NORTH BAY – This week will see the kickoff for enrollment in "100-in-100," an innovative program to put high school students up close with local manufacturers.
The brainchild of 101MFG, a private alliance of Northern California manufacturers, 100 Sonoma County companies will host job-shadows, five-day internships and Summer 2012 internships for 100 days, starting February, 2012.
“Once our students and manufacturers have the opportunity to learn more about each other, we intend to let nature – and the industry's need for the next generation of highly skilled workers and engineers – take hold,” said 101MFG President, Dick Herman.
Sonoma County high school juniors and seniors are the initial targets, although the program’s creators hope to expand it to all North Bay counties in the coming year.
"Even before the enrollment website for manufacturers and high schools goes live this week, we already have more than 20 manufacturers who've asked to be put on the list," said Mr. Herman.
"These are terrific area employers who are making history with this program.”
Among the companies expressing interest are Agilent Technologies, Labcon North America, X2nSat, SRC Cables, Icore International, Raydiance, and Triformix.

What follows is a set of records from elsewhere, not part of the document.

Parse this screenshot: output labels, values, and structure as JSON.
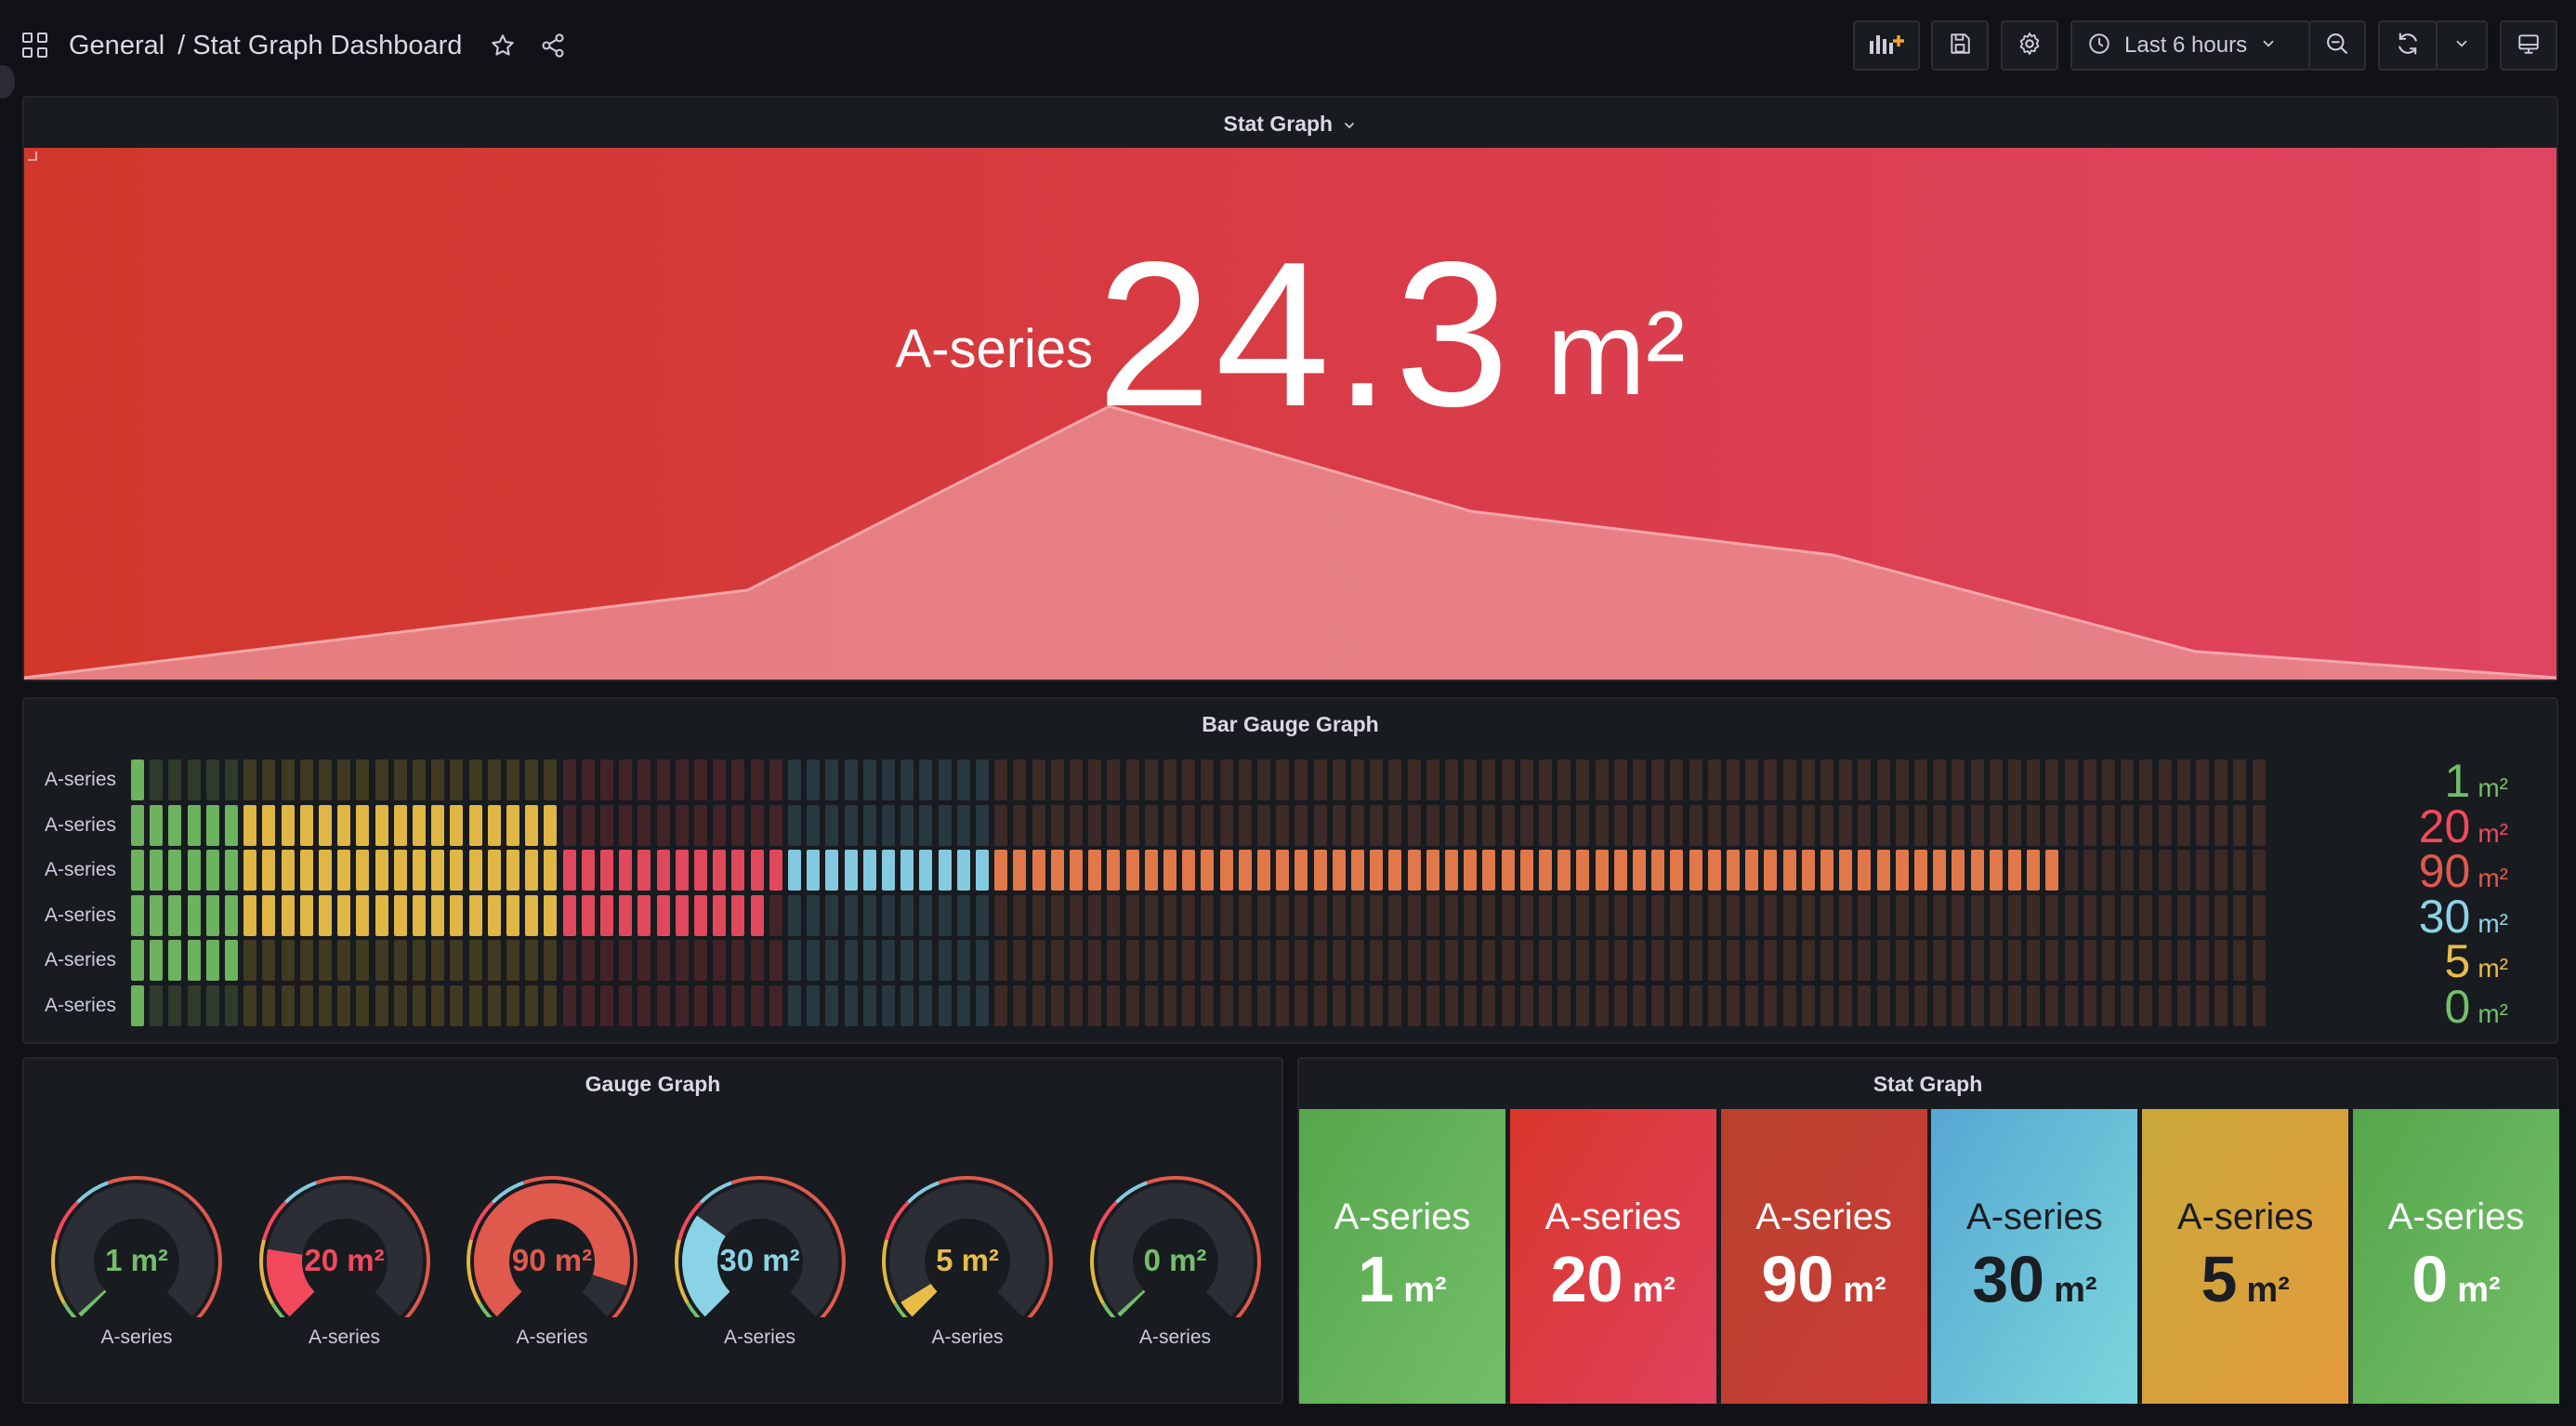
{
  "nav": {
    "breadcrumb_folder": "General",
    "breadcrumb_separator": "/",
    "dashboard_title": "Stat Graph Dashboard",
    "time_range": "Last 6 hours",
    "icons": [
      "apps-icon",
      "star-icon",
      "share-icon",
      "add-panel-icon",
      "save-icon",
      "settings-icon",
      "clock-icon",
      "chevron-down-icon",
      "zoom-out-icon",
      "refresh-icon",
      "chevron-down-icon",
      "tv-mode-icon"
    ]
  },
  "stat_top": {
    "title": "Stat Graph",
    "series": "A-series",
    "value": "24.3",
    "unit": "m²",
    "sparkline": [
      0,
      5,
      10,
      31,
      19,
      14,
      3,
      0
    ],
    "colors": {
      "gradient_start": "#d1372a",
      "gradient_end": "#df4561",
      "fill": "#e98b8e"
    }
  },
  "bar_gauge": {
    "title": "Bar Gauge Graph",
    "rows": [
      {
        "label": "A-series",
        "value": "1",
        "unit": "m²",
        "fraction": 0.01,
        "value_color": "#73bf69"
      },
      {
        "label": "A-series",
        "value": "20",
        "unit": "m²",
        "fraction": 0.2,
        "value_color": "#f2495c"
      },
      {
        "label": "A-series",
        "value": "90",
        "unit": "m²",
        "fraction": 0.9,
        "value_color": "#e0594d"
      },
      {
        "label": "A-series",
        "value": "30",
        "unit": "m²",
        "fraction": 0.3,
        "value_color": "#8ad3e6"
      },
      {
        "label": "A-series",
        "value": "5",
        "unit": "m²",
        "fraction": 0.05,
        "value_color": "#e8bd47"
      },
      {
        "label": "A-series",
        "value": "0",
        "unit": "m²",
        "fraction": 0.0,
        "value_color": "#73bf69"
      }
    ]
  },
  "gauges": {
    "title": "Gauge Graph",
    "items": [
      {
        "value": "1 m²",
        "label": "A-series",
        "fraction": 0.01,
        "color": "#73bf69"
      },
      {
        "value": "20 m²",
        "label": "A-series",
        "fraction": 0.2,
        "color": "#f2495c"
      },
      {
        "value": "90 m²",
        "label": "A-series",
        "fraction": 0.9,
        "color": "#e0594d"
      },
      {
        "value": "30 m²",
        "label": "A-series",
        "fraction": 0.3,
        "color": "#8ad3e6"
      },
      {
        "value": "5 m²",
        "label": "A-series",
        "fraction": 0.05,
        "color": "#e8bd47"
      },
      {
        "value": "0 m²",
        "label": "A-series",
        "fraction": 0.0,
        "color": "#73bf69"
      }
    ]
  },
  "stat_tiles": {
    "title": "Stat Graph",
    "tiles": [
      {
        "series": "A-series",
        "value": "1",
        "unit": "m²",
        "bg_from": "#56a64b",
        "bg_to": "#73bf69",
        "text": "#ffffff"
      },
      {
        "series": "A-series",
        "value": "20",
        "unit": "m²",
        "bg_from": "#d9362a",
        "bg_to": "#e0425d",
        "text": "#ffffff"
      },
      {
        "series": "A-series",
        "value": "90",
        "unit": "m²",
        "bg_from": "#b8412e",
        "bg_to": "#cc3c36",
        "text": "#ffffff"
      },
      {
        "series": "A-series",
        "value": "30",
        "unit": "m²",
        "bg_from": "#57a7d3",
        "bg_to": "#7bd6db",
        "text": "#1a1d22"
      },
      {
        "series": "A-series",
        "value": "5",
        "unit": "m²",
        "bg_from": "#c9a93a",
        "bg_to": "#e39a3c",
        "text": "#1a1d22"
      },
      {
        "series": "A-series",
        "value": "0",
        "unit": "m²",
        "bg_from": "#56a64b",
        "bg_to": "#73bf69",
        "text": "#ffffff"
      }
    ]
  }
}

Mr. Herman expects that by January, 100 companies will be enrolled.
High schools interested in participating include Petaluma High School, Santa Rosa High School, St. Vincent High School, Rancho Cotate High School, Technology High School, Windsor, Piner, Cloverdale and Healdsburg High Schools, according to Stephen Jackson, director, career development ROP, Sonoma County Office of Education.
"I can tell you the interest on the part of students and employers is very high," said Dan Sunia, president of California Tooling and Machining Apprenticeship Association, another one-of-a-kind program to provide the next generation of manufacturing workers.
"We previewed the program and a video of involved Petaluma High students at several recent statewide events and the California Department of Education is looking at this program as a model for the future," he said.